Eurofins provides testing, training hub for food manufacturers

When you open your refrigerator, there’s a very good chance that every food product you see in it has been tested by a company you may have never heard of — Eurofins.

Eurofins Scientific Inc., one of Europe’s fastest-growing companies, has based its North American headquarters in Des Moines since 2006, when it moved its U.S. food testing laboratory operations from Memphis, Tenn. The company has had a presence in Iowa since 2000, when it acquired Woodson-Tenent Laboratories Inc., which had operated a lab in Des Moines since 1955.

The Des Moines operation is the U.S. hub of an international life sciences company that operates more than 400 laboratories in 42 countries, with a worldwide staff of more than 30,000 people.

Food safety often makes headlines when there’s a product recall or an outbreak of a foodborne illness; Eurofins is one of the food industry’s first lines of defense aimed at keeping the food supply safe.

Over the past 12 years, Eurofins’ Des Moines headquarters and labs have grown from about 75 employees to nearly 250 working in four divisions: Microbiology, Chemistry, Grain Inspection and Food Safety Services. Eurofins’ customers range from local food retailers to animal feed mills of all sizes as well as pet food manufacturers and processors of well-known brands of consumer foods.

“We like to think that we’re very solution-focused on all things for food safety and quality for the food industry,” said Gary Smith, director of Food Safety Systems in Des Moines. “There are a lot of businesses in the food industry that focus on one of these four areas, but very few actually do them all.”

Food safety represents a significant public health concern. The U.S. Centers for Disease Control and Prevention estimate that foodborne pathogens cause 48 million Americans, or 1 in 6, to become sick annually, with the most severe cases resulting in about 128,000 hospitalizations and 3,000 deaths.

In 2011, Congress passed the most comprehensive overhaul of food safety regulations in decades. The Food Safety Modernization Act gave the Food and Drug Administration authority to increase risk-based inspections, require mandatory recalls of tainted food and more effectively trace foodborne illness outbreaks to their source.

Under the new rules, processors of food for both human and animal consumption for the first time must develop food safety management plans, which has driven double-digit growth in the education and training services provided by Eurofins, Smith said. “A lot of our customers here in Des Moines are animal feed producers, so they’re needing a lot of education, a lot of guidance on how to comply with that rule,” he said.
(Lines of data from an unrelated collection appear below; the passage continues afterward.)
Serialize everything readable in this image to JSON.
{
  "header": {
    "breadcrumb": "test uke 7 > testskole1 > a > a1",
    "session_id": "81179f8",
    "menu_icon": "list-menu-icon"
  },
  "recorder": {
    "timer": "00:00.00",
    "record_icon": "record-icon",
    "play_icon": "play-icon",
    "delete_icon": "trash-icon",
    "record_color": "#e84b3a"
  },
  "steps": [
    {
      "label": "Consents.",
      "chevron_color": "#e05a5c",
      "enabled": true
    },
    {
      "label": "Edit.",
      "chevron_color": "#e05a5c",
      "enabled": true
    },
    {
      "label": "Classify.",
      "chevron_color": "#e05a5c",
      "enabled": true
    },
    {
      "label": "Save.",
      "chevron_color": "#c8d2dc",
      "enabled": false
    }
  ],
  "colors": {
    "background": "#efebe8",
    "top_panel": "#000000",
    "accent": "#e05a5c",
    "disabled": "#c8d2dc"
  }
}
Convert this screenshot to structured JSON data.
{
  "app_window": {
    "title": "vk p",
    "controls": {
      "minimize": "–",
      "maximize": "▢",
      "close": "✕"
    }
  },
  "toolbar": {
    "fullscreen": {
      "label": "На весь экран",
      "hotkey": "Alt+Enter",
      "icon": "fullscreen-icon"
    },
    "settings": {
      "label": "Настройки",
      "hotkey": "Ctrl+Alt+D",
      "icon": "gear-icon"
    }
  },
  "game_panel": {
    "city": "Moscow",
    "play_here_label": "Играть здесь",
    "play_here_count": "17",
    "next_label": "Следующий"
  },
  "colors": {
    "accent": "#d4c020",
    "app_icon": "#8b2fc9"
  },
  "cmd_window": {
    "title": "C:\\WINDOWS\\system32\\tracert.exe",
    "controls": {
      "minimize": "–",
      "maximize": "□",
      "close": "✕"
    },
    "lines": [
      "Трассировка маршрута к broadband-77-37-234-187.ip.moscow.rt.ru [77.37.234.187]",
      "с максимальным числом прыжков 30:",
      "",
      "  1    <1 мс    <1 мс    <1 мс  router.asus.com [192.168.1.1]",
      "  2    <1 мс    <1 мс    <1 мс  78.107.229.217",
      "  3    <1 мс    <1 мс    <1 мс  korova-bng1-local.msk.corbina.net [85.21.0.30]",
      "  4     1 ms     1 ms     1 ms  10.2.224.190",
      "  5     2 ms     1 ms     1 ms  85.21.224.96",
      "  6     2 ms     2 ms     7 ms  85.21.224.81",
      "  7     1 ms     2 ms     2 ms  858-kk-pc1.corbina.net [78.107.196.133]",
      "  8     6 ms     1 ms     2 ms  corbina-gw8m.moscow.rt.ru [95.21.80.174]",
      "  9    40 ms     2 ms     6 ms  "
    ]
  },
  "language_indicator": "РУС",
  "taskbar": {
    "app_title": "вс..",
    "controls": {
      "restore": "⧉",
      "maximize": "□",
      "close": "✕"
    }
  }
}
As one of Eurofins’ training hubs, its location in Des Moines provides Iowa-based food processors with tremendous access to the latest training and industry updates, Smith said. “We bring a lot of those innovative activities here first, and we give them first exposure.”
Eurofins’ laboratory services have also expanded significantly in Iowa, said Anders Thomsen, who leads the Chemistry business unit that tests foods for contaminants and authenticity. That unit’s laboratory staff has increased by about 100 people over the past 12 years to approximately 175 currently. Both the Chemistry unit and the 24-person Microbiology unit operate around the clock, seven days a week.

Technology advancements are speeding up the testing processes significantly, Smith said.
“Microbiology testing in general is very time-sensitive,” he said. “Previously, the old-fashioned cultural methods were very time-intensive and labor-intensive. There’s been a lot of innovation around speed and advancement in rapid methods. Tests that used to take five or six days to conduct, we’re now doing in 24 to 48 hours.”

Increased automation and investments in high-end testing equipment are also paying off in improved levels of quality, Thomsen said. “We are investing a lot in lean technology, in automation, while increasing quality at the same time,” he said.

To increase its laboratory space, the company has plans to move its headquarters offices to a separate location in Greater Des Moines so that it can convert its entire 60,000-square-foot facility in Des Moines into laboratories.

“We have very aggressive growth plans and want to focus on providing solutions to the food industry and our food customers,” Smith said. “So I would say our growth is going to be solutions-focused, with technology, with innovation, with equipment to be able to meet those needs of our customers going forward.

“We’re here to stay; we’re not going anywhere, and we’re going to get bigger.”